Mary Brown currentMon. Feb. 24, 2020, 9 – 10:30 a.m.
MLK Jr. Leadership Academy
645 Logan St. SE 49507

Unless you are a Program for Growth participant,registration is required.

Since 2014, OKT has hosted Women of Color Convenings to bring inspiring and impactful voices of color to community with the goal of empowering our constituents to live healthier and become advocates for environmental justice and equity.

Sponsored by OKT and the Grand Rapids Singularity U Chapter, the next convening features Mary Brown, SingularityU Grand Rapids Chapter Lead, and guests from the Spectrum Health Culinary Medicine program. The program engages health care professionals and community members in the importance of food as a tool in achieving optimal health. Looking at behavior change, mindfulness, plant-based nutrition, obesity and chronic disease management, the culinary medicine team seeks to elevate the current conversation about nutrition, remove the distractions of fad diets, and focus on the hard science of a well-balanced diet.

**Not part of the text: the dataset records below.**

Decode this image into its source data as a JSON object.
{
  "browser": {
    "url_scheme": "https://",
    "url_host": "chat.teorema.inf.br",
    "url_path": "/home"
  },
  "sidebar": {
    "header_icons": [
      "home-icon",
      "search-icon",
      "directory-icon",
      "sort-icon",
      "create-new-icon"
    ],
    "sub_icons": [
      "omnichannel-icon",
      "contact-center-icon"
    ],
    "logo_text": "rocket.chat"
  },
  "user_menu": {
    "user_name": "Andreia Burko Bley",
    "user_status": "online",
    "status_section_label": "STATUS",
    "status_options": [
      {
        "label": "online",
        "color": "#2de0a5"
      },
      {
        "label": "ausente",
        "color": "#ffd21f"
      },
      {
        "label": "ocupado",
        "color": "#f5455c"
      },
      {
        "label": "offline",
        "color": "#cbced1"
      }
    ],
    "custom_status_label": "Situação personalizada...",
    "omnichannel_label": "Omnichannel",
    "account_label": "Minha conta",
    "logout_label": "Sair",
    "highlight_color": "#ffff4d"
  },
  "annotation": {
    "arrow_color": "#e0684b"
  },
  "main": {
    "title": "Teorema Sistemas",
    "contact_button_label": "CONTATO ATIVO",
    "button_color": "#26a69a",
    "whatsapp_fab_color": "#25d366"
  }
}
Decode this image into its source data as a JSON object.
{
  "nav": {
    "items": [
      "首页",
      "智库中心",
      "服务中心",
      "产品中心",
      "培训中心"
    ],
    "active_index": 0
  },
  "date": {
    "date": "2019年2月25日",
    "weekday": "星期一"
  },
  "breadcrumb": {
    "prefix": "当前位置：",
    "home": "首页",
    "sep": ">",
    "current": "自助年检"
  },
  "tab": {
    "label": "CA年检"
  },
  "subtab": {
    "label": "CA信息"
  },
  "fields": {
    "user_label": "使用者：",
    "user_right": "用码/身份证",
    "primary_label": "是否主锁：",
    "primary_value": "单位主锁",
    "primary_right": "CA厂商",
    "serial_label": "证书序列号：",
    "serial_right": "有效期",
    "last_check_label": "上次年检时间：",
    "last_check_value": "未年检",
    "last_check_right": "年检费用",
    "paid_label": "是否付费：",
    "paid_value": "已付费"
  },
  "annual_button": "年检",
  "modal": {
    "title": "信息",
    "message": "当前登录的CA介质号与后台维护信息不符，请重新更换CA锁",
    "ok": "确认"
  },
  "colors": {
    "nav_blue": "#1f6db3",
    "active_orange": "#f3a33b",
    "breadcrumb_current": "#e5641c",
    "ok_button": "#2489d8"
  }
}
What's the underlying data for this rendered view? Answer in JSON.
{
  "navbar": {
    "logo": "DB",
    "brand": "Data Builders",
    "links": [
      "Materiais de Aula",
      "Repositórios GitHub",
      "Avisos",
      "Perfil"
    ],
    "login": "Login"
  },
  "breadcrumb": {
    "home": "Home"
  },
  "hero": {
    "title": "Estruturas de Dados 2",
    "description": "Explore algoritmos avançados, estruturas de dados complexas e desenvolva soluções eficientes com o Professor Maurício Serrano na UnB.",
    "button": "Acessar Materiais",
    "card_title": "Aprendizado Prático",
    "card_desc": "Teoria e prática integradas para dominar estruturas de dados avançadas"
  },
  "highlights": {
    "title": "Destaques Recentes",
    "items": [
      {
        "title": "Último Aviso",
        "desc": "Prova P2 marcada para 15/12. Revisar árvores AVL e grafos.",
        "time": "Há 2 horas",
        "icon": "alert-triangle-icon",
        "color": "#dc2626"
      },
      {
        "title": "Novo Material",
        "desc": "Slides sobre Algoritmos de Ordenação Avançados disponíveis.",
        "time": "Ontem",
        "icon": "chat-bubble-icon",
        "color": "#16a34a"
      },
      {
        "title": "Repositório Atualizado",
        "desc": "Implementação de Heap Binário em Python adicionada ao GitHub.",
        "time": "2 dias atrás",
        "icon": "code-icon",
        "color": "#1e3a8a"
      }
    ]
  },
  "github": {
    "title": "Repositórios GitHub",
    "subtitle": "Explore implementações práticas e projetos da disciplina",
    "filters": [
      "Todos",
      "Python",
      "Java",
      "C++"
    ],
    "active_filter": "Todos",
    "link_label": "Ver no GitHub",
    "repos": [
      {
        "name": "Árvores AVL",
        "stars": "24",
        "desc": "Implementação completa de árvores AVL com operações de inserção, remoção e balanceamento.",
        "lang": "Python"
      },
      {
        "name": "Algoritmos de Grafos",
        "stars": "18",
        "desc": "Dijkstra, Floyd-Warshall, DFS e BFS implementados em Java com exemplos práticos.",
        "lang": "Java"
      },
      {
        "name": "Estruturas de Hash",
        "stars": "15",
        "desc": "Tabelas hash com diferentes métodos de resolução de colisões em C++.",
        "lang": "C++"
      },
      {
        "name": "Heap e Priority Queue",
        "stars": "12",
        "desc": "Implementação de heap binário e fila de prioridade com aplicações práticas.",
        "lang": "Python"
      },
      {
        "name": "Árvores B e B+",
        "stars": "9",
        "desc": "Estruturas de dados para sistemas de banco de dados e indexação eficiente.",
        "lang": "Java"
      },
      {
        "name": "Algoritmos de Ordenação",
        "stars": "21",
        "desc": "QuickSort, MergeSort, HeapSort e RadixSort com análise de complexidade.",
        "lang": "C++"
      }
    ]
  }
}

Singularity University (SU) Grand Rapids is one of 142 chapters in 66 world locations recognized as up-and-coming technology centers. SingularityU focuses on artificial intelligence (AI) and human interactions, looking at how exponential technologies can be used for good in society.

In addition to her role at Spectrum, Brown is a researcher and futurist with experience human centered design, organization development. “We hear a lot of the doomsday predictions. Those are valid concerns but, at the same time, we are looking at how to be proactive and use technology for good,” Brown stated in a Jan. 2019 Rapid Growth Media story. “We have people who know a lot within pockets of the community. The hope is to get these people out and participating in meaningful and productive ways,” Brown says. “If it’s always about bringing the elite into the room — and not diverse people and inclusion in the space — then we defeat the purpose of how we are going to solve the problems. The people closest to the challenges are those who have the answers. Those who are in that elite status don’t have those same challenges.”

Photo courtesy Adam Bird